**Assigned task:** Only the pictures should be left out; repeat the rest of the data exactly.

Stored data

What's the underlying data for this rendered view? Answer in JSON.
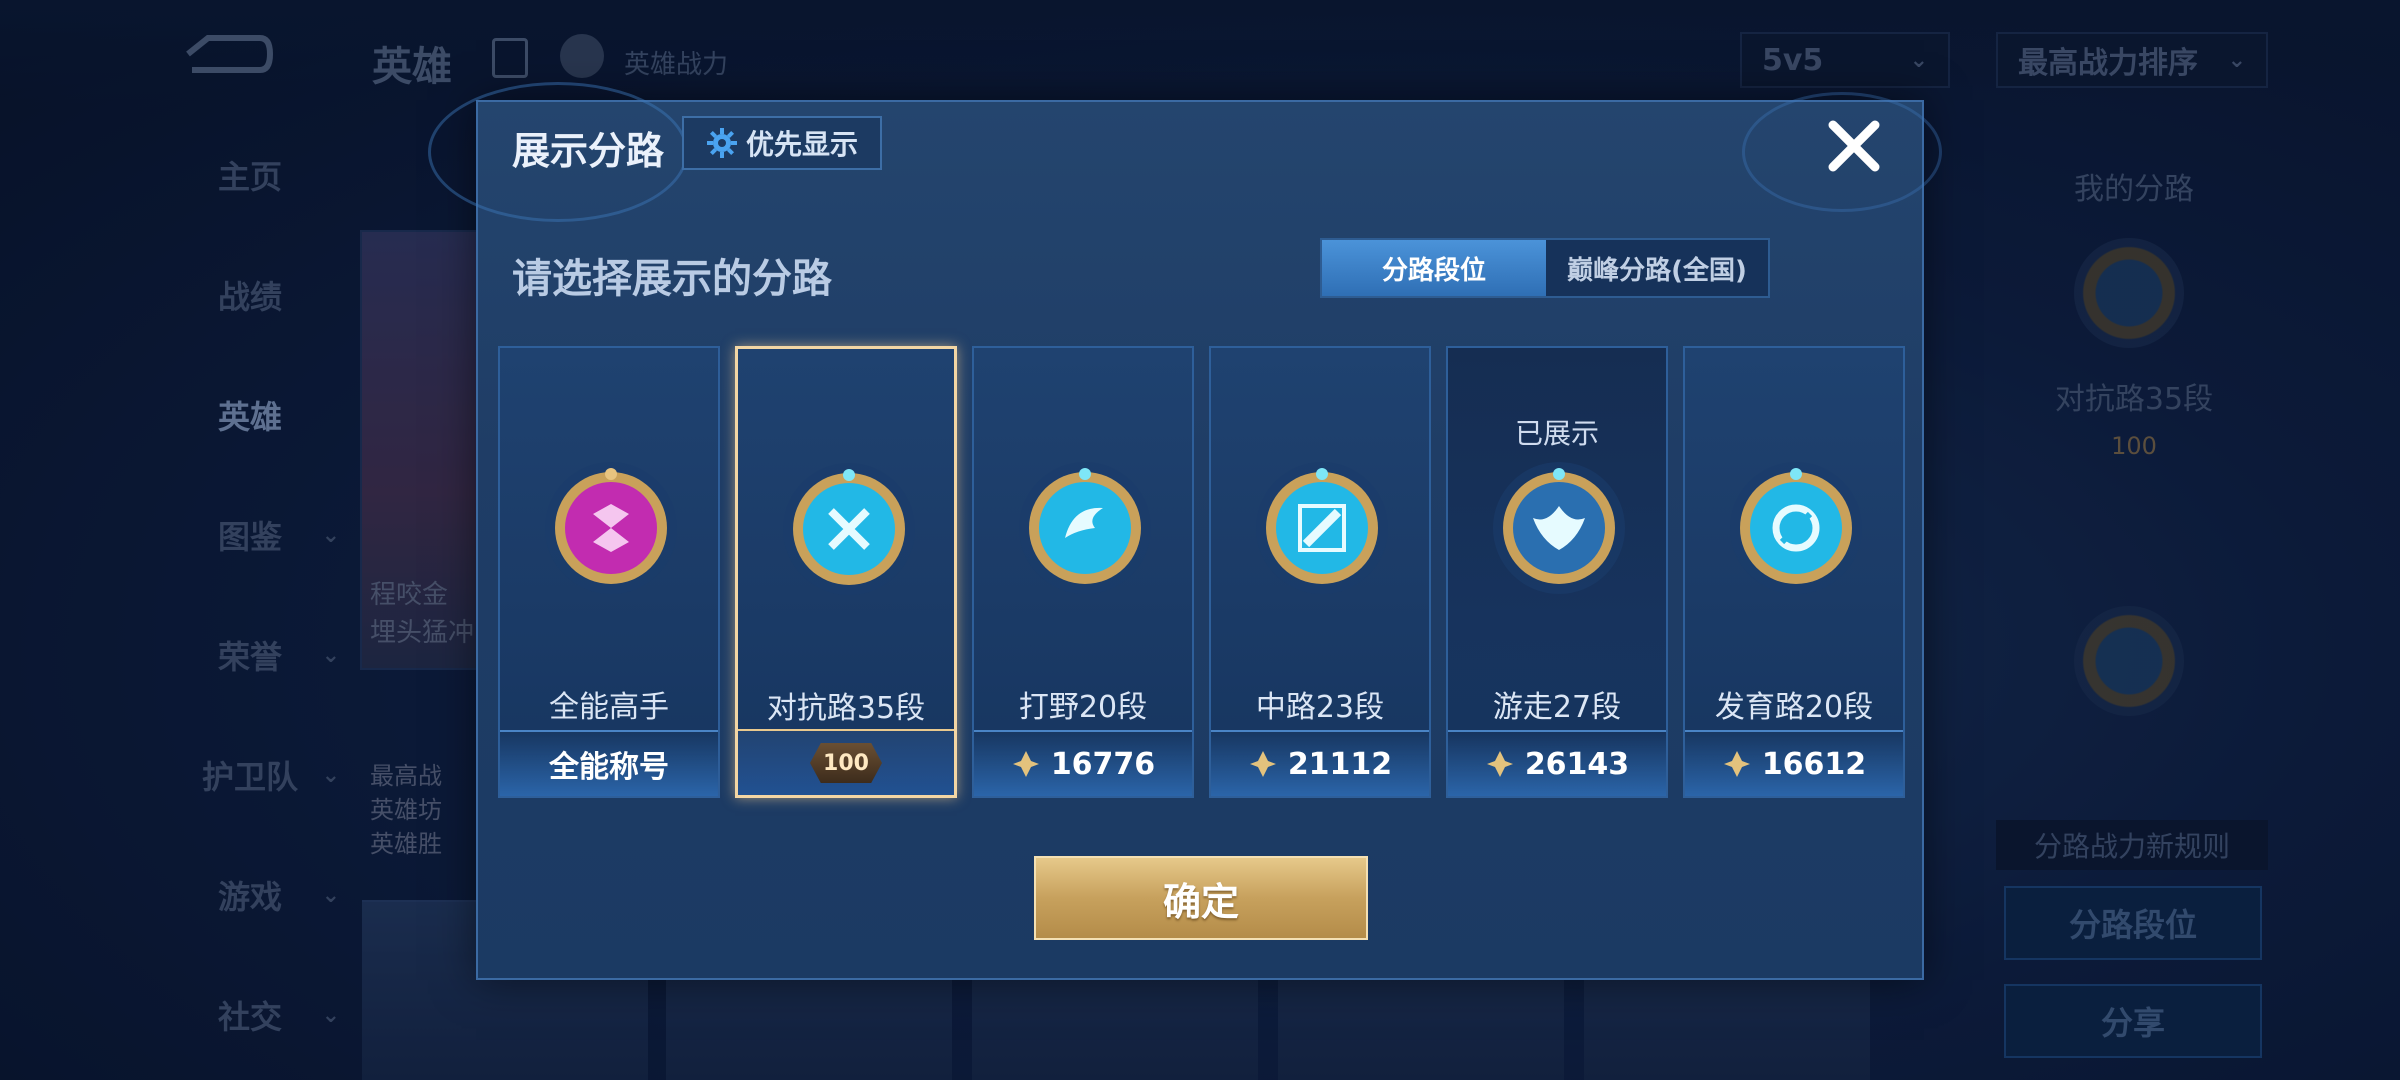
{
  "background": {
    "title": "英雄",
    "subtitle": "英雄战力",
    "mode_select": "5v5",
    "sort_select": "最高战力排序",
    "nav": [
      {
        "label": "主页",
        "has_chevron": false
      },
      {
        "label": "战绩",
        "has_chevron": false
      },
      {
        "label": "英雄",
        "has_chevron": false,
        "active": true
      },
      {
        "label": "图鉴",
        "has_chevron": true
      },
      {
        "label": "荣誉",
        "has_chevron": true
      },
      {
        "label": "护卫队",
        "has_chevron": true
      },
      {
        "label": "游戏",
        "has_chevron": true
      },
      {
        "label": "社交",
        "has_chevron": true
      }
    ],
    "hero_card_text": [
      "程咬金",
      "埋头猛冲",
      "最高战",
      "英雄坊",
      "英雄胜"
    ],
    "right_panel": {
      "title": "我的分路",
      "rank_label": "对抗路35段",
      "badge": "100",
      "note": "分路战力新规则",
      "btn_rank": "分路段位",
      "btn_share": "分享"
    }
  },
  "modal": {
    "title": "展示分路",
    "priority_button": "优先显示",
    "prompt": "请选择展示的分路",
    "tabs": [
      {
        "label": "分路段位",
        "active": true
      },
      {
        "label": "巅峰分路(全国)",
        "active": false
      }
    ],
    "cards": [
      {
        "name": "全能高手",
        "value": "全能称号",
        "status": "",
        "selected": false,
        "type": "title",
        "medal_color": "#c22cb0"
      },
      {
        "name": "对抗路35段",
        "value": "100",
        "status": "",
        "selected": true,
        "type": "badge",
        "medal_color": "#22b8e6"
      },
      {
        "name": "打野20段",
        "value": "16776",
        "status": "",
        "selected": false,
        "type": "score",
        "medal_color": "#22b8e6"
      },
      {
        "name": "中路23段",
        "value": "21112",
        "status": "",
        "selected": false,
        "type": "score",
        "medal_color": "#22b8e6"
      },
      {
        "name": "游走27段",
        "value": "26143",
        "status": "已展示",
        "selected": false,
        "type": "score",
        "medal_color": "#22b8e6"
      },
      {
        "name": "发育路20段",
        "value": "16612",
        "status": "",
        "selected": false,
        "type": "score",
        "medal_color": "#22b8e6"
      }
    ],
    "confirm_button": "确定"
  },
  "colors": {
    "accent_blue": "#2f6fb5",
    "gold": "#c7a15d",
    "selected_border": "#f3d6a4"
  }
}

**Result of this exercise:**
What's the underlying data for this rendered view? Answer in JSON.
{
  "background": {
    "title": "英雄",
    "subtitle": "英雄战力",
    "mode_select": "5v5",
    "sort_select": "最高战力排序",
    "nav": [
      {
        "label": "主页",
        "has_chevron": false
      },
      {
        "label": "战绩",
        "has_chevron": false
      },
      {
        "label": "英雄",
        "has_chevron": false,
        "active": true
      },
      {
        "label": "图鉴",
        "has_chevron": true
      },
      {
        "label": "荣誉",
        "has_chevron": true
      },
      {
        "label": "护卫队",
        "has_chevron": true
      },
      {
        "label": "游戏",
        "has_chevron": true
      },
      {
        "label": "社交",
        "has_chevron": true
      }
    ],
    "hero_card_text": [
      "程咬金",
      "埋头猛冲",
      "最高战",
      "英雄坊",
      "英雄胜"
    ],
    "right_panel": {
      "title": "我的分路",
      "rank_label": "对抗路35段",
      "badge": "100",
      "note": "分路战力新规则",
      "btn_rank": "分路段位",
      "btn_share": "分享"
    }
  },
  "modal": {
    "title": "展示分路",
    "priority_button": "优先显示",
    "prompt": "请选择展示的分路",
    "tabs": [
      {
        "label": "分路段位",
        "active": true
      },
      {
        "label": "巅峰分路(全国)",
        "active": false
      }
    ],
    "cards": [
      {
        "name": "全能高手",
        "value": "全能称号",
        "status": "",
        "selected": false,
        "type": "title",
        "medal_color": "#c22cb0"
      },
      {
        "name": "对抗路35段",
        "value": "100",
        "status": "",
        "selected": true,
        "type": "badge",
        "medal_color": "#22b8e6"
      },
      {
        "name": "打野20段",
        "value": "16776",
        "status": "",
        "selected": false,
        "type": "score",
        "medal_color": "#22b8e6"
      },
      {
        "name": "中路23段",
        "value": "21112",
        "status": "",
        "selected": false,
        "type": "score",
        "medal_color": "#22b8e6"
      },
      {
        "name": "游走27段",
        "value": "26143",
        "status": "已展示",
        "selected": false,
        "type": "score",
        "medal_color": "#22b8e6"
      },
      {
        "name": "发育路20段",
        "value": "16612",
        "status": "",
        "selected": false,
        "type": "score",
        "medal_color": "#22b8e6"
      }
    ],
    "confirm_button": "确定"
  },
  "colors": {
    "accent_blue": "#2f6fb5",
    "gold": "#c7a15d",
    "selected_border": "#f3d6a4"
  }
}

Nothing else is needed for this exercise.